• _Exercise directions_
Without dropping or altering a single word, give the listing again.

• _Exercise inputs_

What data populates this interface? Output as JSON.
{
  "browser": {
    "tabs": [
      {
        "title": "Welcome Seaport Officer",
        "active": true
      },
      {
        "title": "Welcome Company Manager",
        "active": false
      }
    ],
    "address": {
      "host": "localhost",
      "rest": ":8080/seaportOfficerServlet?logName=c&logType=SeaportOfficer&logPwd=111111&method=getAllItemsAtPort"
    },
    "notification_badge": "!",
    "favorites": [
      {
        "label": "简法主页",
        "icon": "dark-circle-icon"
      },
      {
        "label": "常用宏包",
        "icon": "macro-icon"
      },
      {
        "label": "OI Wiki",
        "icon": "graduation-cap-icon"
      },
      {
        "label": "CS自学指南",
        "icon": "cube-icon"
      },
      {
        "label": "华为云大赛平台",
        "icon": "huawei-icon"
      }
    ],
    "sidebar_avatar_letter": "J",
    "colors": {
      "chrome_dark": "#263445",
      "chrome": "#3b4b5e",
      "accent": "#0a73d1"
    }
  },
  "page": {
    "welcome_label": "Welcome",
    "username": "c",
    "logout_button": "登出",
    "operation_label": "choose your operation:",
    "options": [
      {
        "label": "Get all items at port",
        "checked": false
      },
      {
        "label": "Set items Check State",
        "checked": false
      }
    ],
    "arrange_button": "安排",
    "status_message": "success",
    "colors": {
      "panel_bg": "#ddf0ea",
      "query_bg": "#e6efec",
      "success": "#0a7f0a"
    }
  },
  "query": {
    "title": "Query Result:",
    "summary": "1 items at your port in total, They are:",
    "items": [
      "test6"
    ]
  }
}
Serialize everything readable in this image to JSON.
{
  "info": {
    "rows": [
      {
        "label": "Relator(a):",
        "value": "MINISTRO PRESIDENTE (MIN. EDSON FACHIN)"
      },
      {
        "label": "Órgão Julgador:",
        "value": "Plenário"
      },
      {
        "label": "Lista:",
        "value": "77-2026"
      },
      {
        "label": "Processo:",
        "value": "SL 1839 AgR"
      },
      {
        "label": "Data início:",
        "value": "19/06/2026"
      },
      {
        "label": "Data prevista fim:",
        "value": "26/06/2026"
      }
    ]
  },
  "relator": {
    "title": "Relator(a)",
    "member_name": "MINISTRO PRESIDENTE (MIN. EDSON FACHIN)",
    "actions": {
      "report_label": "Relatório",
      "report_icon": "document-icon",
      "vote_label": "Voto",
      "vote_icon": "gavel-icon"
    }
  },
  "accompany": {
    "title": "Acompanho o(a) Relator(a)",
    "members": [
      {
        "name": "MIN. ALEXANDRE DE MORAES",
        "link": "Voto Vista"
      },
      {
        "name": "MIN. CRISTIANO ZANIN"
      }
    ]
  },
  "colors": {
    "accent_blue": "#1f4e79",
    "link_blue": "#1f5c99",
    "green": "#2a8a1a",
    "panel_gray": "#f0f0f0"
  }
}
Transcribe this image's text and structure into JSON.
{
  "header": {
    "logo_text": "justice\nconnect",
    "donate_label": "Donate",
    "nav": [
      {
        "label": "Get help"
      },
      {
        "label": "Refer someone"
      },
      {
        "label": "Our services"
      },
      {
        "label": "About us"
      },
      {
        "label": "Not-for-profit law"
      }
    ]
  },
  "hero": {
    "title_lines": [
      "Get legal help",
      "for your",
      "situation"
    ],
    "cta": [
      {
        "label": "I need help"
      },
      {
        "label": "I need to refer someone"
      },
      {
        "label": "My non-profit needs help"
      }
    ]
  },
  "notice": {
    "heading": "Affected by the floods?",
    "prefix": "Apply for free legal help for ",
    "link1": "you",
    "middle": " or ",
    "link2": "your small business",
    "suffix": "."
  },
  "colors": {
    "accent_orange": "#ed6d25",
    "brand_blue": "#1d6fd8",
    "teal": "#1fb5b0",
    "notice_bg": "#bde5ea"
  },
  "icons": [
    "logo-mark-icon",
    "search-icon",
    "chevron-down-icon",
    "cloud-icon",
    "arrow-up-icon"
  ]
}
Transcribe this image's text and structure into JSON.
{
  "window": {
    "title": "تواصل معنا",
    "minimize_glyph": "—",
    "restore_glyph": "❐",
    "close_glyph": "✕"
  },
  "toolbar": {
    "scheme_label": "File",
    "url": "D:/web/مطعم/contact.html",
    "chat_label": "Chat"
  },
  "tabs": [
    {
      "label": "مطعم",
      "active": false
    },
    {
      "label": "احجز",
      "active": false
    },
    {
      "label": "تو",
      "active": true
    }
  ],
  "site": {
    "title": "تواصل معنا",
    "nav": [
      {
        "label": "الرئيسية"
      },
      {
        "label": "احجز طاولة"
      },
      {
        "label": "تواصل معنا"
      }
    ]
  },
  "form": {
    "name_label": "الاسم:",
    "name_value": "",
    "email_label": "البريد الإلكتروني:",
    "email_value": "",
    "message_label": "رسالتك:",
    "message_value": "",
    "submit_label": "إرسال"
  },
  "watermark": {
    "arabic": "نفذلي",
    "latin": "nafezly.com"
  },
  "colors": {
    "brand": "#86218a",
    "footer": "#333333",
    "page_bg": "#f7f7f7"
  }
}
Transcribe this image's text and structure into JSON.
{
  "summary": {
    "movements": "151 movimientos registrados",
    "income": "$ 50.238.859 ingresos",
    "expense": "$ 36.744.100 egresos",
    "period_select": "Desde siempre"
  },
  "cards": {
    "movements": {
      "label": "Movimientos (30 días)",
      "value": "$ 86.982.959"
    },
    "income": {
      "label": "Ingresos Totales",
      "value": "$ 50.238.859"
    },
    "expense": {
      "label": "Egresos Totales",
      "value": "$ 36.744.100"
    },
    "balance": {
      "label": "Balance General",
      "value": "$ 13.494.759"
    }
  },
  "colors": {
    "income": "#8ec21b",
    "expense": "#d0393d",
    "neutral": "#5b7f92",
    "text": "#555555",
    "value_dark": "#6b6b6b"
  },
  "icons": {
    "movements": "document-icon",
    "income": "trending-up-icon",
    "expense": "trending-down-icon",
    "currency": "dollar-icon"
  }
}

• _The completed task_
What data populates this interface? Output as JSON.
{
  "browser": {
    "tabs": [
      {
        "title": "Welcome Seaport Officer",
        "active": true
      },
      {
        "title": "Welcome Company Manager",
        "active": false
      }
    ],
    "address": {
      "host": "localhost",
      "rest": ":8080/seaportOfficerServlet?logName=c&logType=SeaportOfficer&logPwd=111111&method=getAllItemsAtPort"
    },
    "notification_badge": "!",
    "favorites": [
      {
        "label": "简法主页",
        "icon": "dark-circle-icon"
      },
      {
        "label": "常用宏包",
        "icon": "macro-icon"
      },
      {
        "label": "OI Wiki",
        "icon": "graduation-cap-icon"
      },
      {
        "label": "CS自学指南",
        "icon": "cube-icon"
      },
      {
        "label": "华为云大赛平台",
        "icon": "huawei-icon"
      }
    ],
    "sidebar_avatar_letter": "J",
    "colors": {
      "chrome_dark": "#263445",
      "chrome": "#3b4b5e",
      "accent": "#0a73d1"
    }
  },
  "page": {
    "welcome_label": "Welcome",
    "username": "c",
    "logout_button": "登出",
    "operation_label": "choose your operation:",
    "options": [
      {
        "label": "Get all items at port",
        "checked": false
      },
      {
        "label": "Set items Check State",
        "checked": false
      }
    ],
    "arrange_button": "安排",
    "status_message": "success",
    "colors": {
      "panel_bg": "#ddf0ea",
      "query_bg": "#e6efec",
      "success": "#0a7f0a"
    }
  },
  "query": {
    "title": "Query Result:",
    "summary": "1 items at your port in total, They are:",
    "items": [
      "test6"
    ]
  }
}
Serialize everything readable in this image to JSON.
{
  "info": {
    "rows": [
      {
        "label": "Relator(a):",
        "value": "MINISTRO PRESIDENTE (MIN. EDSON FACHIN)"
      },
      {
        "label": "Órgão Julgador:",
        "value": "Plenário"
      },
      {
        "label": "Lista:",
        "value": "77-2026"
      },
      {
        "label": "Processo:",
        "value": "SL 1839 AgR"
      },
      {
        "label": "Data início:",
        "value": "19/06/2026"
      },
      {
        "label": "Data prevista fim:",
        "value": "26/06/2026"
      }
    ]
  },
  "relator": {
    "title": "Relator(a)",
    "member_name": "MINISTRO PRESIDENTE (MIN. EDSON FACHIN)",
    "actions": {
      "report_label": "Relatório",
      "report_icon": "document-icon",
      "vote_label": "Voto",
      "vote_icon": "gavel-icon"
    }
  },
  "accompany": {
    "title": "Acompanho o(a) Relator(a)",
    "members": [
      {
        "name": "MIN. ALEXANDRE DE MORAES",
        "link": "Voto Vista"
      },
      {
        "name": "MIN. CRISTIANO ZANIN"
      }
    ]
  },
  "colors": {
    "accent_blue": "#1f4e79",
    "link_blue": "#1f5c99",
    "green": "#2a8a1a",
    "panel_gray": "#f0f0f0"
  }
}
Transcribe this image's text and structure into JSON.
{
  "header": {
    "logo_text": "justice\nconnect",
    "donate_label": "Donate",
    "nav": [
      {
        "label": "Get help"
      },
      {
        "label": "Refer someone"
      },
      {
        "label": "Our services"
      },
      {
        "label": "About us"
      },
      {
        "label": "Not-for-profit law"
      }
    ]
  },
  "hero": {
    "title_lines": [
      "Get legal help",
      "for your",
      "situation"
    ],
    "cta": [
      {
        "label": "I need help"
      },
      {
        "label": "I need to refer someone"
      },
      {
        "label": "My non-profit needs help"
      }
    ]
  },
  "notice": {
    "heading": "Affected by the floods?",
    "prefix": "Apply for free legal help for ",
    "link1": "you",
    "middle": " or ",
    "link2": "your small business",
    "suffix": "."
  },
  "colors": {
    "accent_orange": "#ed6d25",
    "brand_blue": "#1d6fd8",
    "teal": "#1fb5b0",
    "notice_bg": "#bde5ea"
  },
  "icons": [
    "logo-mark-icon",
    "search-icon",
    "chevron-down-icon",
    "cloud-icon",
    "arrow-up-icon"
  ]
}
Transcribe this image's text and structure into JSON.
{
  "window": {
    "title": "تواصل معنا",
    "minimize_glyph": "—",
    "restore_glyph": "❐",
    "close_glyph": "✕"
  },
  "toolbar": {
    "scheme_label": "File",
    "url": "D:/web/مطعم/contact.html",
    "chat_label": "Chat"
  },
  "tabs": [
    {
      "label": "مطعم",
      "active": false
    },
    {
      "label": "احجز",
      "active": false
    },
    {
      "label": "تو",
      "active": true
    }
  ],
  "site": {
    "title": "تواصل معنا",
    "nav": [
      {
        "label": "الرئيسية"
      },
      {
        "label": "احجز طاولة"
      },
      {
        "label": "تواصل معنا"
      }
    ]
  },
  "form": {
    "name_label": "الاسم:",
    "name_value": "",
    "email_label": "البريد الإلكتروني:",
    "email_value": "",
    "message_label": "رسالتك:",
    "message_value": "",
    "submit_label": "إرسال"
  },
  "watermark": {
    "arabic": "نفذلي",
    "latin": "nafezly.com"
  },
  "colors": {
    "brand": "#86218a",
    "footer": "#333333",
    "page_bg": "#f7f7f7"
  }
}
Transcribe this image's text and structure into JSON.
{
  "summary": {
    "movements": "151 movimientos registrados",
    "income": "$ 50.238.859 ingresos",
    "expense": "$ 36.744.100 egresos",
    "period_select": "Desde siempre"
  },
  "cards": {
    "movements": {
      "label": "Movimientos (30 días)",
      "value": "$ 86.982.959"
    },
    "income": {
      "label": "Ingresos Totales",
      "value": "$ 50.238.859"
    },
    "expense": {
      "label": "Egresos Totales",
      "value": "$ 36.744.100"
    },
    "balance": {
      "label": "Balance General",
      "value": "$ 13.494.759"
    }
  },
  "colors": {
    "income": "#8ec21b",
    "expense": "#d0393d",
    "neutral": "#5b7f92",
    "text": "#555555",
    "value_dark": "#6b6b6b"
  },
  "icons": {
    "movements": "document-icon",
    "income": "trending-up-icon",
    "expense": "trending-down-icon",
    "currency": "dollar-icon"
  }
}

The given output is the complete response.